The Navy faces some significant gaps and shortfalls in capability, worsening problems with numbers of platforms and weapons, and, compounding the problem, severe budget restrictions. It’s unfortunate but, realistically, there’s nothing that can be done about it. Before we totally agree with that last statement, let’s consider the following questions, just briefly.
Would cutting a hundred Admirals and their staffs have any negative impact on the fleet’s combat capability? No. Would it free up funding? Yes.
Would cutting the LCS program at the several ships already built or under construction have any negative impact on the fleet’s combat capability? No. Would it free up funding? Yes.
Would terminating the JHSV adversely impact the fleet or ground forces’ combat capability? No. Would it free up funding? Yes.
Would terminating the
class reduce the fleet’s combat capability? Not if we stop prematurely retiring amphibious ships. Would it free up funding? Yes. America
Would terminating the F-35C program hurt the Navy’s aviation combat capability? Not if we purchase additional Super Hornets and Advanced Super Hornets (ASH). Would it free up funding? Yes.
Would cutting the next Ford class carrier hurt the Navy’s combat capability? Not if we maintain the carriers we already have. Would it free up funding? Yes.
Admittedly, the lack of impact on combat capability of some of the preceding cuts is dependent on taking specific alternative actions and the savings are not as simple as adding up the costs of the deleted items. The alternative actions would have their own costs but the savings would still be significant.
So, given that the preceding cuts would have little impact on the fleet’s combat capability, could we use the freed up funding to procure additional ships and aircraft that would increase fleet numbers and overall combat capability?
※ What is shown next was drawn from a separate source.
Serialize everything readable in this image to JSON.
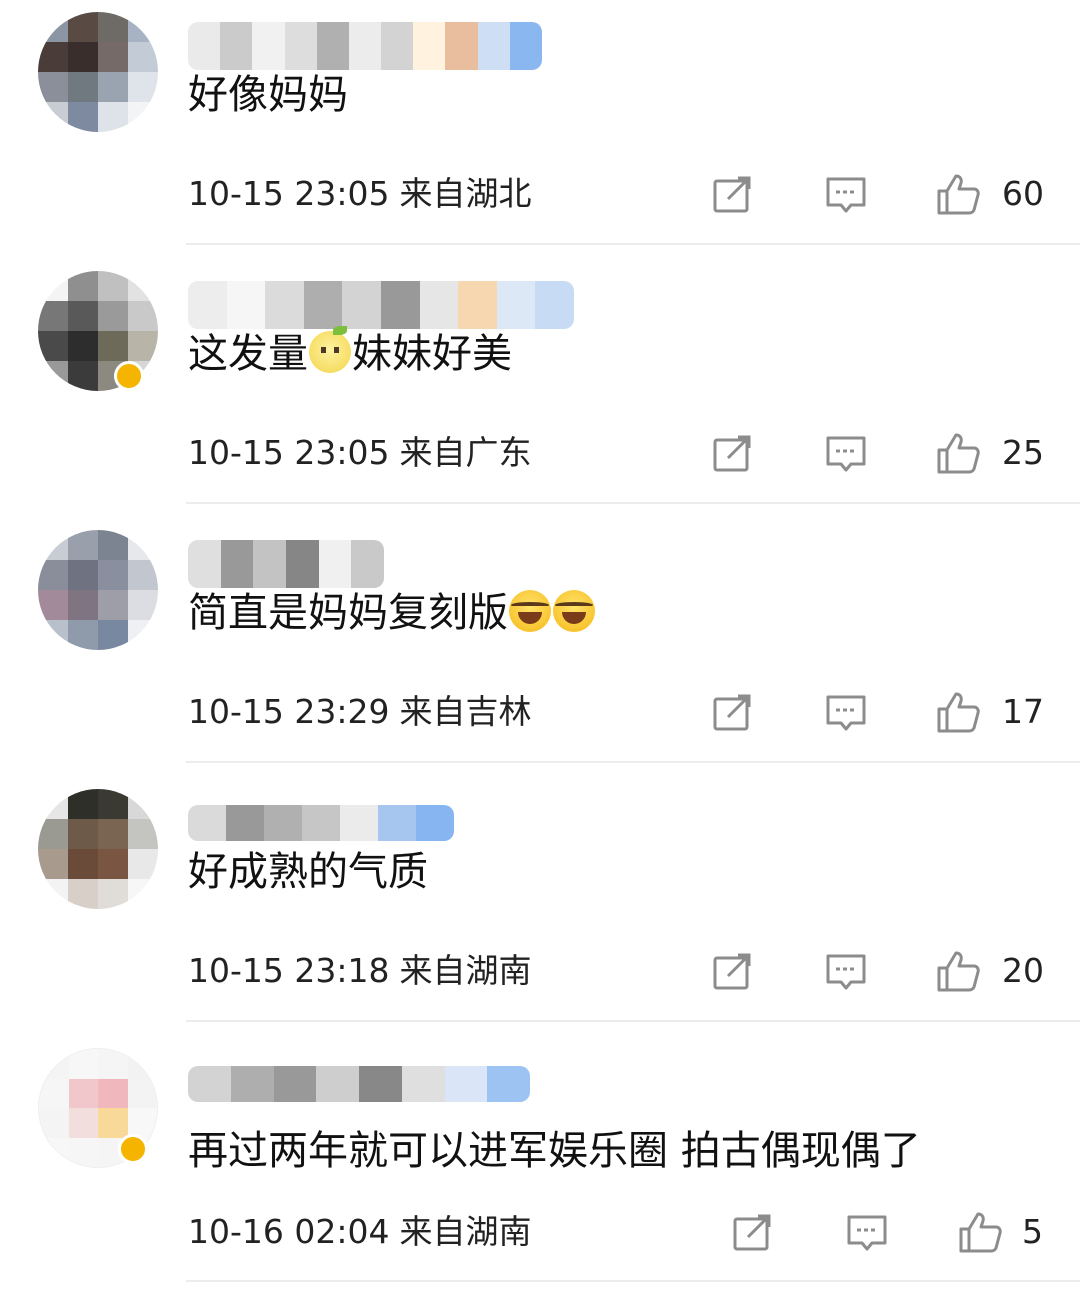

Certainly!
The LCS has been reduced to filling the MCM mission if the module can be developed to even do that. ASuW has been abandoned and ASW is likely to be abandoned given the reduction in numbers from 52 to 32. With the money saved, we could buy a
LOT of small, dedicated MCM vessels along the line of a slightly beefed up Avenger as well as -53 MCM helos and myriad unmanned MCM vehicles.
By dropping the JSF program back to an R&D effort until it matures and buying Advanced Super Hornets we can procure more aircraft, fill out the shrinking airwings, and possibly have a bit left over for reactivating S-3 Vikings for the dedicated tanker and fixed wing ASW roles. The R&D has already been done on the ASH and the cost was borne by the manufacturer. Yes, there will be additional developmental and production costs but the heavy lifting R&D is finished. ASH procurement would cost around $60M-$70M from most recent cost estimates. Of course those costs would increase. Every estimate is optimistically low. Still, the costs would be far less than the F-35 and the ASH actually works!
Saving the $12B or so that the next Ford would cost would allow the Navy to acquire patrol vessels, missile boats, frigates, or whatever would be useful for our peacetime and Pacific Pivot needs. Of course, this assumes that the Navy would buy existing ship designs rather than engage in a costly new design program. Ambassador missile boats and MEKO frigates are good examples of mature, proven designs along with any number of other good foreign designs.
class adds no significant improvement in combat capability and is being paid for, at least partially, by early retiring perfectly capable amphibious ships. The $4B or so that each ship costs could not only maintain the current ships that are, instead, being early retired but would certainly help acquire modern, far more capable LSTs and/or LCUs that would improve our assault capabilities far more than replacement amphibious ship that is only marginally better, if that, than the legacy ships they’re replacing. America
It’s obvious that the Navy could increase both numbers and capability through some judicious reductions. Expansion through reduction! We’re locked into a death spiral of ever increasing costs resulting in ever fewer ships. We can continue with the status quo and ride it right down to a totally ineffective fleet or we can begin to explore alternatives.